*WHAT TO WORK ON*. Copy out each line of the data that holds the word "label".

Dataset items
::::::::
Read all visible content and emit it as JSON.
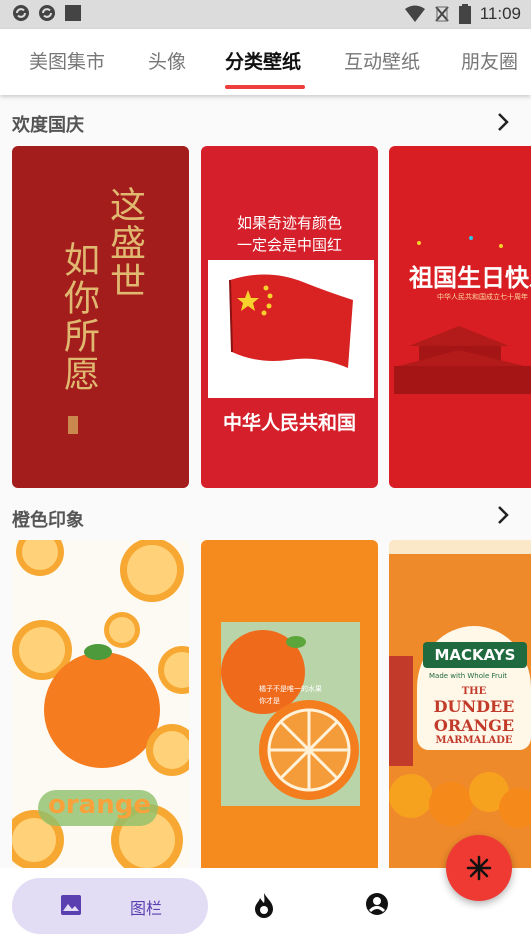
{
  "status_bar": {
    "time": "11:09",
    "left_icons": [
      "sync-icon",
      "sync-icon",
      "square-icon"
    ],
    "right_icons": [
      "wifi-icon",
      "no-signal-icon",
      "battery-icon"
    ]
  },
  "tabs": [
    {
      "label": "美图集市",
      "active": false
    },
    {
      "label": "头像",
      "active": false
    },
    {
      "label": "分类壁纸",
      "active": true
    },
    {
      "label": "互动壁纸",
      "active": false
    },
    {
      "label": "朋友圈",
      "active": false
    }
  ],
  "accent_color": "#ee3d3d",
  "sections": [
    {
      "title": "欢度国庆",
      "cards": [
        {
          "text_lines": [
            "这盛世",
            "如你所愿"
          ]
        },
        {
          "text_lines": [
            "如果奇迹有颜色",
            "一定会是中国红"
          ],
          "caption": "中华人民共和国"
        },
        {
          "text_lines": [
            "祖国生日快乐"
          ],
          "subtext": "中华人民共和国成立七十周年"
        }
      ]
    },
    {
      "title": "橙色印象",
      "cards": [
        {
          "text_lines": [
            "orange"
          ]
        },
        {
          "text_lines": [
            "橘子不是唯一的水果",
            "你才是"
          ]
        },
        {
          "text_lines": [
            "MACKAYS",
            "Made with Whole Fruit",
            "THE",
            "DUNDEE",
            "ORANGE",
            "MARMALADE"
          ]
        }
      ]
    }
  ],
  "bottom_nav": {
    "items": [
      {
        "label": "图栏",
        "icon": "image-icon",
        "active": true
      },
      {
        "label": "",
        "icon": "flame-icon",
        "active": false
      },
      {
        "label": "",
        "icon": "account-icon",
        "active": false
      }
    ],
    "active_color": "#e3dcf5"
  },
  "fab": {
    "icon": "snowflake-icon",
    "color": "#ee3a33"
  }
}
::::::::
*EXERCISE RESULT*.
      "label": "美图集市",
      "label": "头像",
      "label": "分类壁纸",
      "label": "互动壁纸",
      "label": "朋友圈",
        "label": "图栏",
        "label": "",
        "label": "",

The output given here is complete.